- Check the Date: Make sure the news is current and not outdated. Sometimes, fake news can be old news that’s been recycled.
- Look for Multiple Sources: While cross-checking with other sources is important, it’s also helpful to check if the news is being reported by multiple sources that are known for their credibility and reliability. This way, you can be more confident that the news is accurate.
- Be Aware of Biases: News sources may have a particular agenda or bias that can influence the way they report information. It’s important to be aware of this and read from a variety of sources to get a more balanced view.
- Check the Author’s Credibility: Before believing any news, it’s important to check the author’s credentials and background. Are they an expert in the field they are writing about? Do they have a good reputation?
- Look for Context: Fake news often lacks context or important details that can provide a more accurate understanding of the situation. Always try to get more information and context before accepting any news as true.
- Check the Images: Fake news often uses doctored or misleading images to support their claims. Always check the images and make sure they are from a reliable source and accurately represent the story.
- Be Skeptical: Don’t believe everything you read or see.

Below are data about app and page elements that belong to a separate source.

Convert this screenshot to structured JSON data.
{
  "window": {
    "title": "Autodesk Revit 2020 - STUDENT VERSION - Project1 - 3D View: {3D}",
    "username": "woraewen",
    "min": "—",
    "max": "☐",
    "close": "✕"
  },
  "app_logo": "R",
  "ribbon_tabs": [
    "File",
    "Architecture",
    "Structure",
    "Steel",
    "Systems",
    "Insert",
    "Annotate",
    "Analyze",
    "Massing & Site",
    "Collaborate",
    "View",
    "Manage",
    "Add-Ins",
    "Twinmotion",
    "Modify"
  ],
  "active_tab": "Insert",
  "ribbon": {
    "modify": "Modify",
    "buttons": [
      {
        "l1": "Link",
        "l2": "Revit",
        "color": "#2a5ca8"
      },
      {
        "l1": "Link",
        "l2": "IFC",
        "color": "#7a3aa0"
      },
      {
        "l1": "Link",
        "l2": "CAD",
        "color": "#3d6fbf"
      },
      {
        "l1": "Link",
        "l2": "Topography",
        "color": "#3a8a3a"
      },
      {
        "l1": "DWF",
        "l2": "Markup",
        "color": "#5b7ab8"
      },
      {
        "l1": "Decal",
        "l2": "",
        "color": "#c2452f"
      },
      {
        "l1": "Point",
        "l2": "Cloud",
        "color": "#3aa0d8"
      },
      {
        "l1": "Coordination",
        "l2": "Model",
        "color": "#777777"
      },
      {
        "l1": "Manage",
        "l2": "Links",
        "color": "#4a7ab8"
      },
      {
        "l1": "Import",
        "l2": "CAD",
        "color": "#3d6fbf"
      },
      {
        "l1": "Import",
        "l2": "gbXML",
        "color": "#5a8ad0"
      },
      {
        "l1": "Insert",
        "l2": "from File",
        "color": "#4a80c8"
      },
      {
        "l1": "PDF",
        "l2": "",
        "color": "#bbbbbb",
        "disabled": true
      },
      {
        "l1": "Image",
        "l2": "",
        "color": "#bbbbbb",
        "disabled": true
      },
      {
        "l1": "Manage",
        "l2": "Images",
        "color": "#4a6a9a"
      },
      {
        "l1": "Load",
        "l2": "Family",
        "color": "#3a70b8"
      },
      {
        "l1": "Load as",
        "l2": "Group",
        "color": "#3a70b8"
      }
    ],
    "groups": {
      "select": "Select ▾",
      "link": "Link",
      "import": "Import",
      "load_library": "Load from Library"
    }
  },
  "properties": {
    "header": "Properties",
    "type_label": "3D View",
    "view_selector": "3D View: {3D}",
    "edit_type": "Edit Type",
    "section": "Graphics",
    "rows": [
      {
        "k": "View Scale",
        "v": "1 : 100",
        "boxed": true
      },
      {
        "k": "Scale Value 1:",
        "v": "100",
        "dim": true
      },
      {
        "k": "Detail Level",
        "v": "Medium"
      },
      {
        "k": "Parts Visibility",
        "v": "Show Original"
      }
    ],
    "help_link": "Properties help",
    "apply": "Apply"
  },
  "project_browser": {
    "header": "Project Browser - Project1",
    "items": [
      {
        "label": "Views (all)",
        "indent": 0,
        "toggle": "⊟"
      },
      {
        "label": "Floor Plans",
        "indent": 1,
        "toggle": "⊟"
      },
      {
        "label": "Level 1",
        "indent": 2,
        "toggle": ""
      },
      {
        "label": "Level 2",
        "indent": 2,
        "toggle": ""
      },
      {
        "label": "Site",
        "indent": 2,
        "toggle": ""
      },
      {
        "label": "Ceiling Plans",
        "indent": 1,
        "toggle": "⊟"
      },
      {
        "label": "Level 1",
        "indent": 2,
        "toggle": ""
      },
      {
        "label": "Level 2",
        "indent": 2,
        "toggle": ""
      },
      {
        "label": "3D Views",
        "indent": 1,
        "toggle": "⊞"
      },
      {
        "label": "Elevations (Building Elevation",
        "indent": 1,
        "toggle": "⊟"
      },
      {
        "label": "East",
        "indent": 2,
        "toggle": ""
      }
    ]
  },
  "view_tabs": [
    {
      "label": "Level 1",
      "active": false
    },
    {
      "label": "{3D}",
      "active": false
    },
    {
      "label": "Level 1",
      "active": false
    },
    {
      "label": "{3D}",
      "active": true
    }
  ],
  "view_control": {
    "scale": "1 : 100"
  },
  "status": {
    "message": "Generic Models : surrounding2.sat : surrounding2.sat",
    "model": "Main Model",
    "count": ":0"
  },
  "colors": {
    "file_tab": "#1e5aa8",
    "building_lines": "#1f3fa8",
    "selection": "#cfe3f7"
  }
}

Use your critical thinking skills to evaluate the information.
In-Article Image CreditsThe Gunpowder Plot Conspirators, 1605 via Wikimedia Commons by Unknown with usage type - Public Domain. 1605
Featured Image CreditThe Gunpowder Plot Conspirators, 1605 via Wikimedia Commons by Unknown with usage type - Public Domain. 1605